WORK ORDER » Give the records below again exactly, and exclude each picture.

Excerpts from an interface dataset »
__________

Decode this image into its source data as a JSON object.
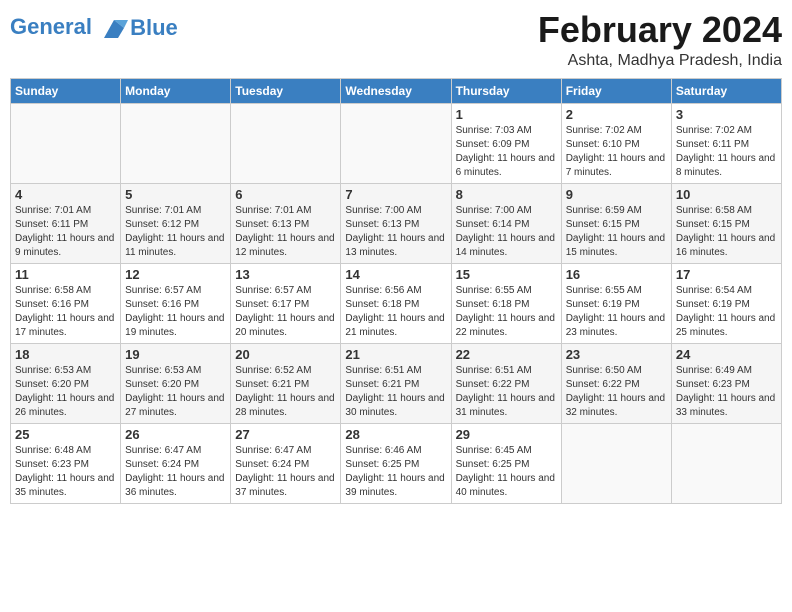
{
  "header": {
    "logo_line1": "General",
    "logo_line2": "Blue",
    "month_year": "February 2024",
    "location": "Ashta, Madhya Pradesh, India"
  },
  "days_of_week": [
    "Sunday",
    "Monday",
    "Tuesday",
    "Wednesday",
    "Thursday",
    "Friday",
    "Saturday"
  ],
  "weeks": [
    [
      {
        "day": "",
        "info": ""
      },
      {
        "day": "",
        "info": ""
      },
      {
        "day": "",
        "info": ""
      },
      {
        "day": "",
        "info": ""
      },
      {
        "day": "1",
        "info": "Sunrise: 7:03 AM\nSunset: 6:09 PM\nDaylight: 11 hours and 6 minutes."
      },
      {
        "day": "2",
        "info": "Sunrise: 7:02 AM\nSunset: 6:10 PM\nDaylight: 11 hours and 7 minutes."
      },
      {
        "day": "3",
        "info": "Sunrise: 7:02 AM\nSunset: 6:11 PM\nDaylight: 11 hours and 8 minutes."
      }
    ],
    [
      {
        "day": "4",
        "info": "Sunrise: 7:01 AM\nSunset: 6:11 PM\nDaylight: 11 hours and 9 minutes."
      },
      {
        "day": "5",
        "info": "Sunrise: 7:01 AM\nSunset: 6:12 PM\nDaylight: 11 hours and 11 minutes."
      },
      {
        "day": "6",
        "info": "Sunrise: 7:01 AM\nSunset: 6:13 PM\nDaylight: 11 hours and 12 minutes."
      },
      {
        "day": "7",
        "info": "Sunrise: 7:00 AM\nSunset: 6:13 PM\nDaylight: 11 hours and 13 minutes."
      },
      {
        "day": "8",
        "info": "Sunrise: 7:00 AM\nSunset: 6:14 PM\nDaylight: 11 hours and 14 minutes."
      },
      {
        "day": "9",
        "info": "Sunrise: 6:59 AM\nSunset: 6:15 PM\nDaylight: 11 hours and 15 minutes."
      },
      {
        "day": "10",
        "info": "Sunrise: 6:58 AM\nSunset: 6:15 PM\nDaylight: 11 hours and 16 minutes."
      }
    ],
    [
      {
        "day": "11",
        "info": "Sunrise: 6:58 AM\nSunset: 6:16 PM\nDaylight: 11 hours and 17 minutes."
      },
      {
        "day": "12",
        "info": "Sunrise: 6:57 AM\nSunset: 6:16 PM\nDaylight: 11 hours and 19 minutes."
      },
      {
        "day": "13",
        "info": "Sunrise: 6:57 AM\nSunset: 6:17 PM\nDaylight: 11 hours and 20 minutes."
      },
      {
        "day": "14",
        "info": "Sunrise: 6:56 AM\nSunset: 6:18 PM\nDaylight: 11 hours and 21 minutes."
      },
      {
        "day": "15",
        "info": "Sunrise: 6:55 AM\nSunset: 6:18 PM\nDaylight: 11 hours and 22 minutes."
      },
      {
        "day": "16",
        "info": "Sunrise: 6:55 AM\nSunset: 6:19 PM\nDaylight: 11 hours and 23 minutes."
      },
      {
        "day": "17",
        "info": "Sunrise: 6:54 AM\nSunset: 6:19 PM\nDaylight: 11 hours and 25 minutes."
      }
    ],
    [
      {
        "day": "18",
        "info": "Sunrise: 6:53 AM\nSunset: 6:20 PM\nDaylight: 11 hours and 26 minutes."
      },
      {
        "day": "19",
        "info": "Sunrise: 6:53 AM\nSunset: 6:20 PM\nDaylight: 11 hours and 27 minutes."
      },
      {
        "day": "20",
        "info": "Sunrise: 6:52 AM\nSunset: 6:21 PM\nDaylight: 11 hours and 28 minutes."
      },
      {
        "day": "21",
        "info": "Sunrise: 6:51 AM\nSunset: 6:21 PM\nDaylight: 11 hours and 30 minutes."
      },
      {
        "day": "22",
        "info": "Sunrise: 6:51 AM\nSunset: 6:22 PM\nDaylight: 11 hours and 31 minutes."
      },
      {
        "day": "23",
        "info": "Sunrise: 6:50 AM\nSunset: 6:22 PM\nDaylight: 11 hours and 32 minutes."
      },
      {
        "day": "24",
        "info": "Sunrise: 6:49 AM\nSunset: 6:23 PM\nDaylight: 11 hours and 33 minutes."
      }
    ],
    [
      {
        "day": "25",
        "info": "Sunrise: 6:48 AM\nSunset: 6:23 PM\nDaylight: 11 hours and 35 minutes."
      },
      {
        "day": "26",
        "info": "Sunrise: 6:47 AM\nSunset: 6:24 PM\nDaylight: 11 hours and 36 minutes."
      },
      {
        "day": "27",
        "info": "Sunrise: 6:47 AM\nSunset: 6:24 PM\nDaylight: 11 hours and 37 minutes."
      },
      {
        "day": "28",
        "info": "Sunrise: 6:46 AM\nSunset: 6:25 PM\nDaylight: 11 hours and 39 minutes."
      },
      {
        "day": "29",
        "info": "Sunrise: 6:45 AM\nSunset: 6:25 PM\nDaylight: 11 hours and 40 minutes."
      },
      {
        "day": "",
        "info": ""
      },
      {
        "day": "",
        "info": ""
      }
    ]
  ]
}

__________

RESPONSE AREA »
Decode this image into its source data as a JSON object.
{
  "header": {
    "logo_line1": "General",
    "logo_line2": "Blue",
    "month_year": "February 2024",
    "location": "Ashta, Madhya Pradesh, India"
  },
  "days_of_week": [
    "Sunday",
    "Monday",
    "Tuesday",
    "Wednesday",
    "Thursday",
    "Friday",
    "Saturday"
  ],
  "weeks": [
    [
      {
        "day": "",
        "info": ""
      },
      {
        "day": "",
        "info": ""
      },
      {
        "day": "",
        "info": ""
      },
      {
        "day": "",
        "info": ""
      },
      {
        "day": "1",
        "info": "Sunrise: 7:03 AM\nSunset: 6:09 PM\nDaylight: 11 hours and 6 minutes."
      },
      {
        "day": "2",
        "info": "Sunrise: 7:02 AM\nSunset: 6:10 PM\nDaylight: 11 hours and 7 minutes."
      },
      {
        "day": "3",
        "info": "Sunrise: 7:02 AM\nSunset: 6:11 PM\nDaylight: 11 hours and 8 minutes."
      }
    ],
    [
      {
        "day": "4",
        "info": "Sunrise: 7:01 AM\nSunset: 6:11 PM\nDaylight: 11 hours and 9 minutes."
      },
      {
        "day": "5",
        "info": "Sunrise: 7:01 AM\nSunset: 6:12 PM\nDaylight: 11 hours and 11 minutes."
      },
      {
        "day": "6",
        "info": "Sunrise: 7:01 AM\nSunset: 6:13 PM\nDaylight: 11 hours and 12 minutes."
      },
      {
        "day": "7",
        "info": "Sunrise: 7:00 AM\nSunset: 6:13 PM\nDaylight: 11 hours and 13 minutes."
      },
      {
        "day": "8",
        "info": "Sunrise: 7:00 AM\nSunset: 6:14 PM\nDaylight: 11 hours and 14 minutes."
      },
      {
        "day": "9",
        "info": "Sunrise: 6:59 AM\nSunset: 6:15 PM\nDaylight: 11 hours and 15 minutes."
      },
      {
        "day": "10",
        "info": "Sunrise: 6:58 AM\nSunset: 6:15 PM\nDaylight: 11 hours and 16 minutes."
      }
    ],
    [
      {
        "day": "11",
        "info": "Sunrise: 6:58 AM\nSunset: 6:16 PM\nDaylight: 11 hours and 17 minutes."
      },
      {
        "day": "12",
        "info": "Sunrise: 6:57 AM\nSunset: 6:16 PM\nDaylight: 11 hours and 19 minutes."
      },
      {
        "day": "13",
        "info": "Sunrise: 6:57 AM\nSunset: 6:17 PM\nDaylight: 11 hours and 20 minutes."
      },
      {
        "day": "14",
        "info": "Sunrise: 6:56 AM\nSunset: 6:18 PM\nDaylight: 11 hours and 21 minutes."
      },
      {
        "day": "15",
        "info": "Sunrise: 6:55 AM\nSunset: 6:18 PM\nDaylight: 11 hours and 22 minutes."
      },
      {
        "day": "16",
        "info": "Sunrise: 6:55 AM\nSunset: 6:19 PM\nDaylight: 11 hours and 23 minutes."
      },
      {
        "day": "17",
        "info": "Sunrise: 6:54 AM\nSunset: 6:19 PM\nDaylight: 11 hours and 25 minutes."
      }
    ],
    [
      {
        "day": "18",
        "info": "Sunrise: 6:53 AM\nSunset: 6:20 PM\nDaylight: 11 hours and 26 minutes."
      },
      {
        "day": "19",
        "info": "Sunrise: 6:53 AM\nSunset: 6:20 PM\nDaylight: 11 hours and 27 minutes."
      },
      {
        "day": "20",
        "info": "Sunrise: 6:52 AM\nSunset: 6:21 PM\nDaylight: 11 hours and 28 minutes."
      },
      {
        "day": "21",
        "info": "Sunrise: 6:51 AM\nSunset: 6:21 PM\nDaylight: 11 hours and 30 minutes."
      },
      {
        "day": "22",
        "info": "Sunrise: 6:51 AM\nSunset: 6:22 PM\nDaylight: 11 hours and 31 minutes."
      },
      {
        "day": "23",
        "info": "Sunrise: 6:50 AM\nSunset: 6:22 PM\nDaylight: 11 hours and 32 minutes."
      },
      {
        "day": "24",
        "info": "Sunrise: 6:49 AM\nSunset: 6:23 PM\nDaylight: 11 hours and 33 minutes."
      }
    ],
    [
      {
        "day": "25",
        "info": "Sunrise: 6:48 AM\nSunset: 6:23 PM\nDaylight: 11 hours and 35 minutes."
      },
      {
        "day": "26",
        "info": "Sunrise: 6:47 AM\nSunset: 6:24 PM\nDaylight: 11 hours and 36 minutes."
      },
      {
        "day": "27",
        "info": "Sunrise: 6:47 AM\nSunset: 6:24 PM\nDaylight: 11 hours and 37 minutes."
      },
      {
        "day": "28",
        "info": "Sunrise: 6:46 AM\nSunset: 6:25 PM\nDaylight: 11 hours and 39 minutes."
      },
      {
        "day": "29",
        "info": "Sunrise: 6:45 AM\nSunset: 6:25 PM\nDaylight: 11 hours and 40 minutes."
      },
      {
        "day": "",
        "info": ""
      },
      {
        "day": "",
        "info": ""
      }
    ]
  ]
}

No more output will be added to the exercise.